Excerpts from an interface dataset:
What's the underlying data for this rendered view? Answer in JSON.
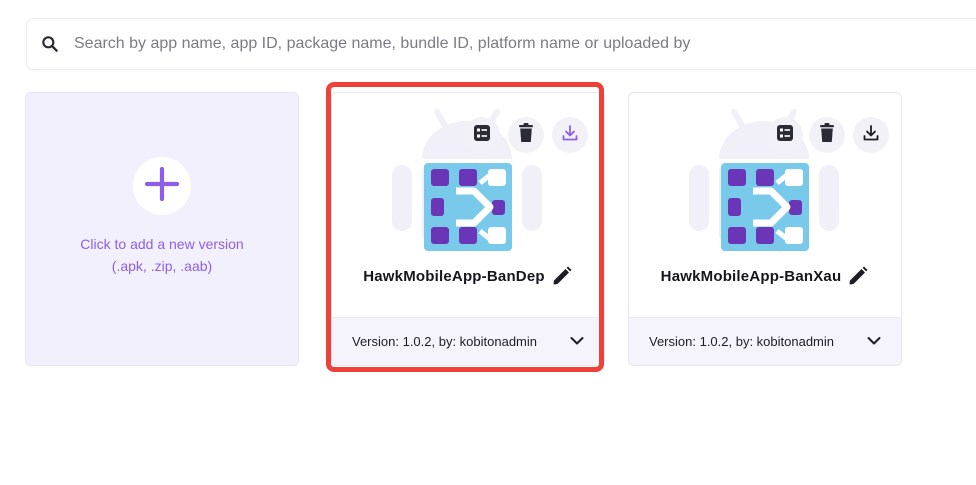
{
  "search": {
    "placeholder": "Search by app name, app ID, package name, bundle ID, platform name or uploaded by"
  },
  "add_card": {
    "line1": "Click to add a new version",
    "line2": "(.apk, .zip, .aab)"
  },
  "apps": [
    {
      "name": "HawkMobileApp-BanDep",
      "version_text": "Version: 1.0.2, by: kobitonadmin",
      "highlighted": true
    },
    {
      "name": "HawkMobileApp-BanXau",
      "version_text": "Version: 1.0.2, by: kobitonadmin",
      "highlighted": false
    }
  ],
  "colors": {
    "accent": "#8c5fe6",
    "highlight": "#ee4137",
    "icon_bg": "#78c9ea",
    "icon_block": "#6a35b7"
  },
  "icons": {
    "search": "search-icon",
    "add": "plus-icon",
    "details": "details-icon",
    "delete": "trash-icon",
    "download": "download-icon",
    "edit": "pencil-icon",
    "expand": "chevron-down-icon"
  }
}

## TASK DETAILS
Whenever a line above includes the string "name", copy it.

## YOUR SOLUTION
    "placeholder": "Search by app name, app ID, package name, bundle ID, platform name or uploaded by"
      "name": "HawkMobileApp-BanDep",
      "name": "HawkMobileApp-BanXau",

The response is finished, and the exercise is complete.